Perhaps the biggest question is this: “what’s my home worth“? Even if you aren’t thinking of selling just yet, but would like an estimate of what your Silicon Valley real estate is worth in today’s market, I can help with that. Ask for a ballpark valuation online to get a “sight unseen” range. The more details you provide, the more accurate my information will be. Also, you can see what’s listed, sale pending and sold near any address in Santa Clara County on the property analysis tab of my REReport. Please note that it loads slowly, so be patient! It’s worth the wait as you will get photos and great descriptions as well as a map showing all relevant properties. It does this automatically – immediately see listings, pending sales, and solds from the last year in your immediate neighborhood or around any Santa Clara County address you input.
If you would like the most precise valuation for your San Jose, Saratoga, or Los Gatos area home, please call or email me for an appointment. I will visit your home, take notes, and get back to you with a probable buyer’s valuewithin a short period of time.
What about real estate market statistics for Silicon Valley?
If you’d like to see monthly, quarterly or annual reports on closed sales for condos, townhomes and houses in San Jose, Campbell, Almaden Valley, Cambrian Park, and all over Santa Clara County, please visit my online Silicon Valley Real Estate Report, which is updated each month somewhere between the 5th and 8th for all of the county, by cities/town, and major areas of the city of San Jose.

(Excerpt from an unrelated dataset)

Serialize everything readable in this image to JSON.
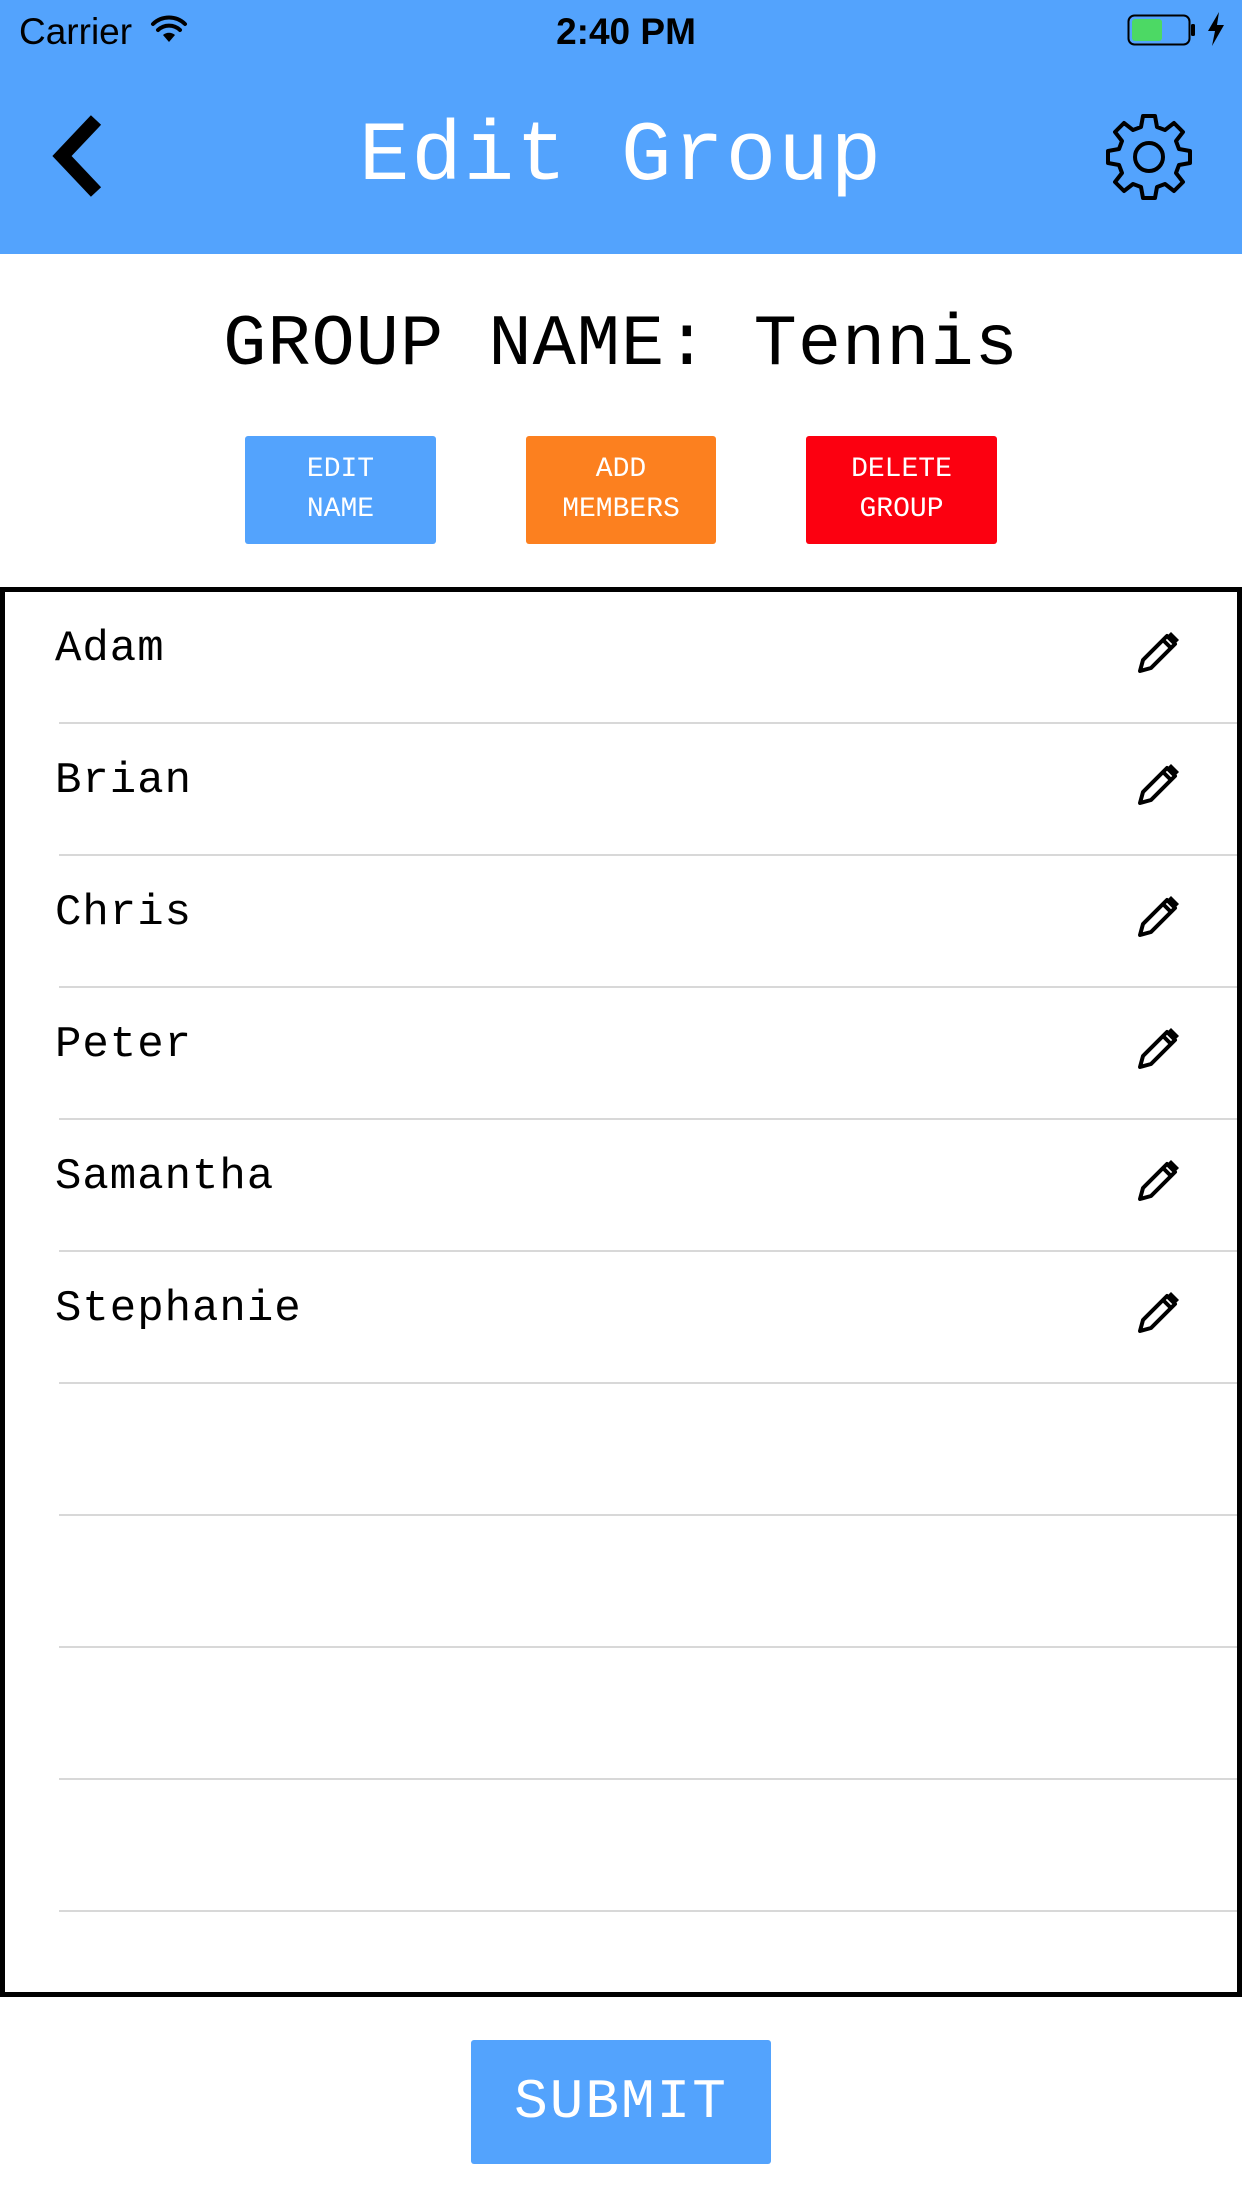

Additionally, you can view my printable, 4 page report on the state of the current market by clicking on the following link: http://rereport.com/scc/print/Mary.PopeHandySCC.pdf
For in-depth real estate market commentary on many areas of Santa Clara County, please visit my blogs, where I focus on Los Gatos, Almaden Valley, Cambrian Park, Campbell, Willow Glen, Monte Sereno and Saratoga but include many other areas as well (mostly those in the “west valley”) atwww.ValleyOfHeartsDelight.com/blog.